The Media Development Group
This, the location of my first web publishing ventures was one of the earliest multimedia efforts in our community in 1996 and we were all very excited about the new opportunity to publish for ourselves!

Some of the old restraints were still in place, such as the need for a license to publish, which I dutifully paid for despite the fact that I couldn't really afford the rent.
The Medical Sector IT Project
During the winter of 2007-2008 I had an opportunity to work with a Governess afflicted by rivalry but very good to her people.

She's an honorable woman of great strength, spirit and compassion who helped me to connect to people from the same industry as my father in other parts of the world, including Russia, but we were lucky to be in England where the Internet began in earnest.
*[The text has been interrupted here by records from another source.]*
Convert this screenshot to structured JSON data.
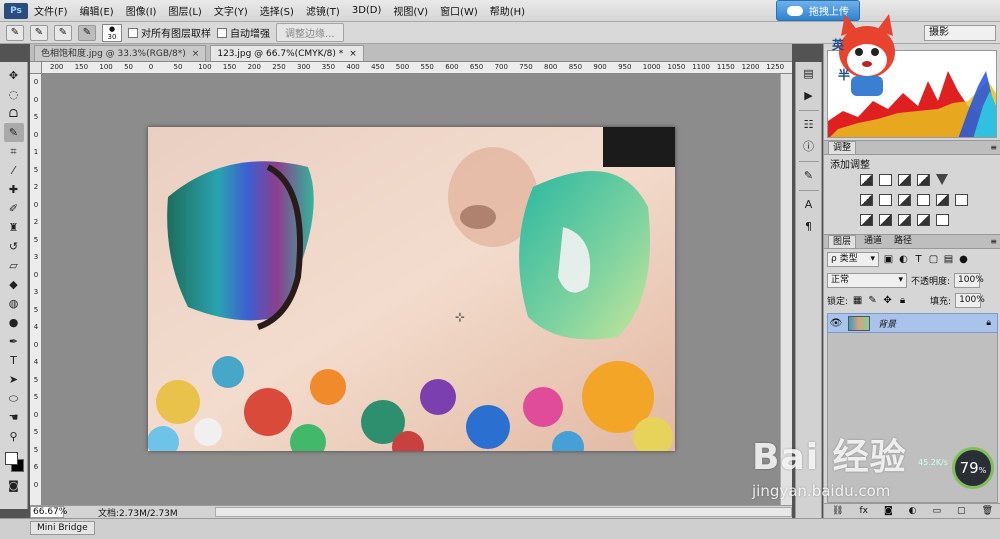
{
  "menu": {
    "logo": "Ps",
    "items": [
      "文件(F)",
      "编辑(E)",
      "图像(I)",
      "图层(L)",
      "文字(Y)",
      "选择(S)",
      "滤镜(T)",
      "3D(D)",
      "视图(V)",
      "窗口(W)",
      "帮助(H)"
    ],
    "upload_button": "拖拽上传"
  },
  "options": {
    "brush_size": "30",
    "sample_all_layers": "对所有图层取样",
    "auto_enhance": "自动增强",
    "refine_edge": "调整边缘...",
    "workspace": "摄影"
  },
  "tabs": [
    {
      "label": "色相饱和度.jpg @ 33.3%(RGB/8*)",
      "close": "×",
      "active": false
    },
    {
      "label": "123.jpg @ 66.7%(CMYK/8) *",
      "close": "×",
      "active": true
    }
  ],
  "ruler_h": [
    "200",
    "150",
    "100",
    "50",
    "0",
    "50",
    "100",
    "150",
    "200",
    "250",
    "300",
    "350",
    "400",
    "450",
    "500",
    "550",
    "600",
    "650",
    "700",
    "750",
    "800",
    "850",
    "900",
    "950",
    "1000",
    "1050",
    "1100",
    "1150",
    "1200",
    "1250"
  ],
  "ruler_v": [
    "0",
    "0",
    "5",
    "0",
    "1",
    "5",
    "2",
    "0",
    "2",
    "5",
    "3",
    "0",
    "3",
    "5",
    "4",
    "0",
    "4",
    "5",
    "5",
    "0",
    "5",
    "5",
    "6",
    "0"
  ],
  "tools": [
    {
      "name": "move-tool-icon",
      "glyph": "✥"
    },
    {
      "name": "marquee-tool-icon",
      "glyph": "◌"
    },
    {
      "name": "lasso-tool-icon",
      "glyph": "ᗝ"
    },
    {
      "name": "quick-selection-tool-icon",
      "glyph": "✎"
    },
    {
      "name": "crop-tool-icon",
      "glyph": "⌗"
    },
    {
      "name": "eyedropper-tool-icon",
      "glyph": "⁄"
    },
    {
      "name": "healing-brush-tool-icon",
      "glyph": "✚"
    },
    {
      "name": "brush-tool-icon",
      "glyph": "✐"
    },
    {
      "name": "clone-stamp-tool-icon",
      "glyph": "♜"
    },
    {
      "name": "history-brush-tool-icon",
      "glyph": "↺"
    },
    {
      "name": "eraser-tool-icon",
      "glyph": "▱"
    },
    {
      "name": "paint-bucket-tool-icon",
      "glyph": "◆"
    },
    {
      "name": "blur-tool-icon",
      "glyph": "◍"
    },
    {
      "name": "dodge-tool-icon",
      "glyph": "●"
    },
    {
      "name": "pen-tool-icon",
      "glyph": "✒"
    },
    {
      "name": "type-tool-icon",
      "glyph": "T"
    },
    {
      "name": "path-selection-tool-icon",
      "glyph": "➤"
    },
    {
      "name": "ellipse-tool-icon",
      "glyph": "⬭"
    },
    {
      "name": "hand-tool-icon",
      "glyph": "☚"
    },
    {
      "name": "zoom-tool-icon",
      "glyph": "⚲"
    }
  ],
  "status": {
    "zoom": "66.67%",
    "doc_size": "文档:2.73M/2.73M"
  },
  "mini_bridge": "Mini Bridge",
  "adjustments": {
    "tab": "调整",
    "title": "添加调整"
  },
  "layers": {
    "tabs": [
      "图层",
      "通道",
      "路径"
    ],
    "filter_kind": "ρ 类型",
    "blend_mode": "正常",
    "opacity_label": "不透明度:",
    "opacity_value": "100%",
    "lock_label": "锁定:",
    "fill_label": "填充:",
    "fill_value": "100%",
    "layer_name": "背景"
  },
  "mascot": {
    "left_char": "英",
    "right_char": "半"
  },
  "watermark": {
    "brand": "Bai 经验",
    "url": "jingyan.baidu.com"
  },
  "perf": {
    "value": "79",
    "unit": "%",
    "side": "45.2K/s"
  },
  "colors": {
    "canvas_bg": "#8c8c8c",
    "panel_bg": "#d6d6d6",
    "selected_layer": "#a9c3ea",
    "upload_blue": "#2d83cf"
  }
}
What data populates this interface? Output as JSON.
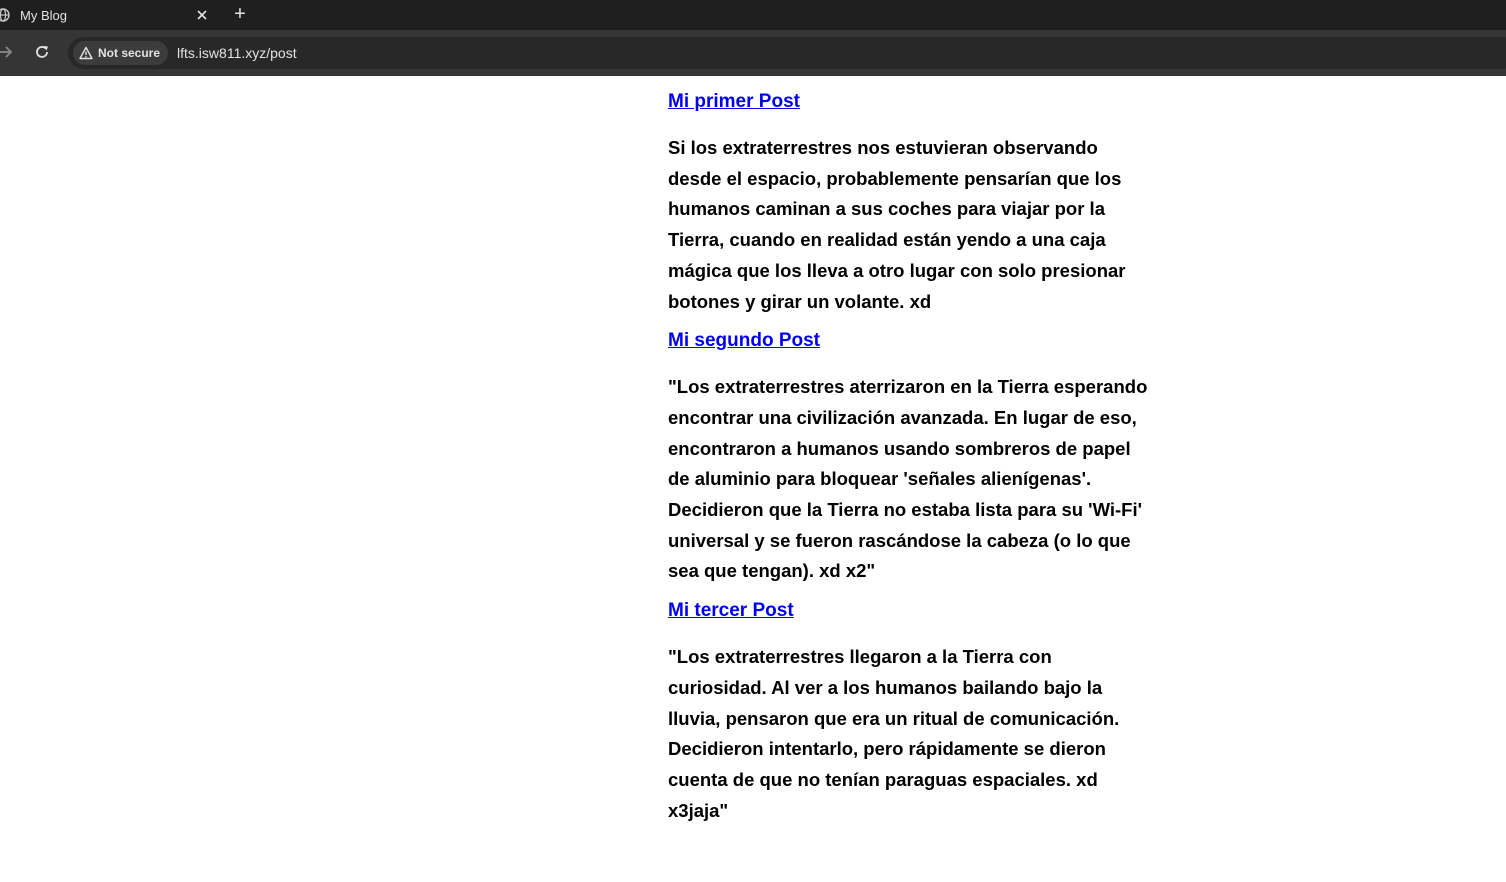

Childhood home
Dinky-town, where we went to school - and the greater metropolitan area where we live is compromised by a rare adaptation few are capable of discussing, or disseminating without encountering Constitutional Limitations.

(Discussion of problems like pollution and various forms of infestation such as rats and parasites is considered to be rude by many, so my camera and microscope were stolen when I started publishing on these subjects).

Heinrich von Kleist's The Broken Jug

"This drawing is a preparatory study for one of Menzel's illustrations of Heinrich von Kleist's play, The Broken Jug, a comedy about love and corruption. The plot revolves around a trial in a village courtroom, where a young man named Ruprecht is accused of breaking a pitcher.

Actually it is the judge himself, Adam, who broke the jug while pursuing a romance with Ruprecht's fiancée, Eve. The print for which this drawing is preparatory depicts the moment when it is revealed that the judge, Adam, deceived Eve by making her believe that her boyfriend was to be drafted to fight in the East Indies.

The night the pitcher was broken, Adam was at Eve's home trying to convince her that in exchange for sexual favors he could arrange from Ruprecht to avoid conscription. The play's title, The Broken Jug, is an analogy to Eve's potential loss of chastity. The highly symbolic names, Adam and Eve, make reference to temptation and the fall of humankind. The sheet demonstrates Menzel's ideas for the composition unfolding across the page.

At left, he explored how Eve is comforted with either a caress of her shoulder or her cheek. At the upper right, Menzel focused his attention on different ways of grasping the false enlistment letter, the evidence of the corruption in the story. At bottom right, he considered how to convey the astonished reaction to the judge's corruption with wide eyes and mouth agape.

All these expressions are portrayed with a penetrating realism that brings the characters to life." From the J. Paul Getty Museum